We’re city people here at BUILD. We live in the city, we work in the city, and we play in the city. This lifestyle is a choice and we appreciate everything that an urban environment has to offer, both good and bad. The amenities offered by an urban environment, like coffee shops, restaurants and book stores, become necessities for us city dwellers. The coffee shop is our living room <ahem, you’re in my seat> and the book store is our library <what, I have to pay for this?>. Leaving the car at home and bumping into friends on the sidewalk is a part of our daily culture and it makes for an extraordinary quality of life. There’s also the graffiti, the noise and the inevitable shenanigans that accompany urban life –and we take these in stride. We realize that diversity means that not everything is catering to us. It’s precisely this diversity or “pluralism” (if you want to get academic) that makes urbanism so rich with new experiences and ideas.

This concept of pluralism means that everyone is invited to the party; the mom-n-pop shops as well as the big box stores; the mega-coffee chain as well as the independent café; the Chinese restaurant with the numbered menu <#34, hold the MSG> as well as the one-off artisan bistro –and everything in between. It’s this variety in scale, character and ethnicity that makes for a rich “urban fabric” (yes, you will receive college credit for reading this post). From the granular neighborhoods to the large downtown retailers, it all adds up to create one cohesive, productive and engaging environment. The little guys need the big guys and vice versa. When it’s a healthy balance, everybody wins.

Lately, though, we’re noticing a dangerous evolution. The big guys are becoming so large and dominating that they’re endangering the smaller, more diverse shops. The big guys are effectively wiping out the urbanism and (in our opinion) negatively impacting the health of cities. As convenient as it has become, the online shopping so heavily encouraged by the big guys is depleting the city of pedestrian commerce and replacing it with enormous warehouses located in industrial parks that you’ll never see <can I get some help on aisle 97B?>.

For instance, here in Seattle we’ve watched Amazon.com grow into an extremely successful model, maybe too successful, as the existence of smaller bookshops all over town is being threatened. Other cities are already watching the extinction of important smaller shops, like Chicago’s now closed Prairie Avenue Books (previously the most treasured architectural bookstore in the U.S.) This is just one slice of the overall situation, of course, but it tends to split people into two camps; those who desire or rely on diverse urban environments and those who don’t. For those who don’t, no problem –happy lawn mowing and internet shopping to you.

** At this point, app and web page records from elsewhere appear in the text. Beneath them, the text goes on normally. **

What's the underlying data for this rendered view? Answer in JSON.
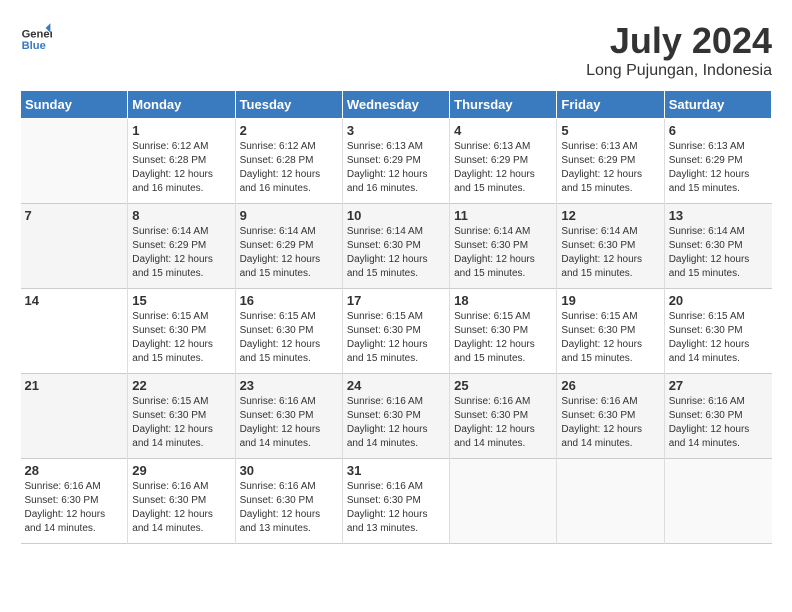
{
  "logo": {
    "line1": "General",
    "line2": "Blue"
  },
  "title": "July 2024",
  "location": "Long Pujungan, Indonesia",
  "days_header": [
    "Sunday",
    "Monday",
    "Tuesday",
    "Wednesday",
    "Thursday",
    "Friday",
    "Saturday"
  ],
  "weeks": [
    [
      {
        "num": "",
        "info": ""
      },
      {
        "num": "1",
        "info": "Sunrise: 6:12 AM\nSunset: 6:28 PM\nDaylight: 12 hours\nand 16 minutes."
      },
      {
        "num": "2",
        "info": "Sunrise: 6:12 AM\nSunset: 6:28 PM\nDaylight: 12 hours\nand 16 minutes."
      },
      {
        "num": "3",
        "info": "Sunrise: 6:13 AM\nSunset: 6:29 PM\nDaylight: 12 hours\nand 16 minutes."
      },
      {
        "num": "4",
        "info": "Sunrise: 6:13 AM\nSunset: 6:29 PM\nDaylight: 12 hours\nand 15 minutes."
      },
      {
        "num": "5",
        "info": "Sunrise: 6:13 AM\nSunset: 6:29 PM\nDaylight: 12 hours\nand 15 minutes."
      },
      {
        "num": "6",
        "info": "Sunrise: 6:13 AM\nSunset: 6:29 PM\nDaylight: 12 hours\nand 15 minutes."
      }
    ],
    [
      {
        "num": "7",
        "info": ""
      },
      {
        "num": "8",
        "info": "Sunrise: 6:14 AM\nSunset: 6:29 PM\nDaylight: 12 hours\nand 15 minutes."
      },
      {
        "num": "9",
        "info": "Sunrise: 6:14 AM\nSunset: 6:29 PM\nDaylight: 12 hours\nand 15 minutes."
      },
      {
        "num": "10",
        "info": "Sunrise: 6:14 AM\nSunset: 6:30 PM\nDaylight: 12 hours\nand 15 minutes."
      },
      {
        "num": "11",
        "info": "Sunrise: 6:14 AM\nSunset: 6:30 PM\nDaylight: 12 hours\nand 15 minutes."
      },
      {
        "num": "12",
        "info": "Sunrise: 6:14 AM\nSunset: 6:30 PM\nDaylight: 12 hours\nand 15 minutes."
      },
      {
        "num": "13",
        "info": "Sunrise: 6:14 AM\nSunset: 6:30 PM\nDaylight: 12 hours\nand 15 minutes."
      }
    ],
    [
      {
        "num": "14",
        "info": ""
      },
      {
        "num": "15",
        "info": "Sunrise: 6:15 AM\nSunset: 6:30 PM\nDaylight: 12 hours\nand 15 minutes."
      },
      {
        "num": "16",
        "info": "Sunrise: 6:15 AM\nSunset: 6:30 PM\nDaylight: 12 hours\nand 15 minutes."
      },
      {
        "num": "17",
        "info": "Sunrise: 6:15 AM\nSunset: 6:30 PM\nDaylight: 12 hours\nand 15 minutes."
      },
      {
        "num": "18",
        "info": "Sunrise: 6:15 AM\nSunset: 6:30 PM\nDaylight: 12 hours\nand 15 minutes."
      },
      {
        "num": "19",
        "info": "Sunrise: 6:15 AM\nSunset: 6:30 PM\nDaylight: 12 hours\nand 15 minutes."
      },
      {
        "num": "20",
        "info": "Sunrise: 6:15 AM\nSunset: 6:30 PM\nDaylight: 12 hours\nand 14 minutes."
      }
    ],
    [
      {
        "num": "21",
        "info": ""
      },
      {
        "num": "22",
        "info": "Sunrise: 6:15 AM\nSunset: 6:30 PM\nDaylight: 12 hours\nand 14 minutes."
      },
      {
        "num": "23",
        "info": "Sunrise: 6:16 AM\nSunset: 6:30 PM\nDaylight: 12 hours\nand 14 minutes."
      },
      {
        "num": "24",
        "info": "Sunrise: 6:16 AM\nSunset: 6:30 PM\nDaylight: 12 hours\nand 14 minutes."
      },
      {
        "num": "25",
        "info": "Sunrise: 6:16 AM\nSunset: 6:30 PM\nDaylight: 12 hours\nand 14 minutes."
      },
      {
        "num": "26",
        "info": "Sunrise: 6:16 AM\nSunset: 6:30 PM\nDaylight: 12 hours\nand 14 minutes."
      },
      {
        "num": "27",
        "info": "Sunrise: 6:16 AM\nSunset: 6:30 PM\nDaylight: 12 hours\nand 14 minutes."
      }
    ],
    [
      {
        "num": "28",
        "info": "Sunrise: 6:16 AM\nSunset: 6:30 PM\nDaylight: 12 hours\nand 14 minutes."
      },
      {
        "num": "29",
        "info": "Sunrise: 6:16 AM\nSunset: 6:30 PM\nDaylight: 12 hours\nand 14 minutes."
      },
      {
        "num": "30",
        "info": "Sunrise: 6:16 AM\nSunset: 6:30 PM\nDaylight: 12 hours\nand 13 minutes."
      },
      {
        "num": "31",
        "info": "Sunrise: 6:16 AM\nSunset: 6:30 PM\nDaylight: 12 hours\nand 13 minutes."
      },
      {
        "num": "",
        "info": ""
      },
      {
        "num": "",
        "info": ""
      },
      {
        "num": "",
        "info": ""
      }
    ]
  ]
}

However, those of us in the urbanism camp have an important decision to make; do we feel strongly enough about the quality of our cities to financially invest in them? And if so, we need to vote with our money. Aligning our spending with our values supports urbanism and reinforces a high quality of life. If you buy your design books from a mega-online retailer, then shops like Peter Miller Books on 1st avenue here in Seattle will disappear –it’s that simple. Yes, the books at smaller shops tend to be more expensive  –primarily because they’re paying downtown rent and offering that urban experience that you enjoy so much. It requires a different thinking cap; you’re not just buying a book, you’re investing in the city and the experiences around you.

So, needless to say, supporting urbanism is pretty darn important to us and we’re going to wrap up today’s post by putting our money where our mouth is with a $100 gift certificate to Peter Miller Books in Seattle (our favorite design book store). You don’t need to live in Seattle to use it; we can send it to whatever part of the world that you call home and you can visit the shop or phone in your order. Here are the deets:

WHAT: The BUILD LLC Support Urbanism Giveaway
WHEN: Starting October 18th
WHO: Anybody that’s got a twitter account or is willing to start one
HOW: Hop onto our twitter feed and retweet any of our tweets containing the hashtag title #supporturbanism. We’ll be randomly selecting a winner from the retweets and we’ll get some Peter Miller spending power in your hands.
WHY: Because Urbanism Matters
DOES $100 ACTUALLY COVER THE COST OF AN ARCHITECTURE BOOK: We’re not sure, but we’ll let the winner sort that one out.

Cheers from team BUILD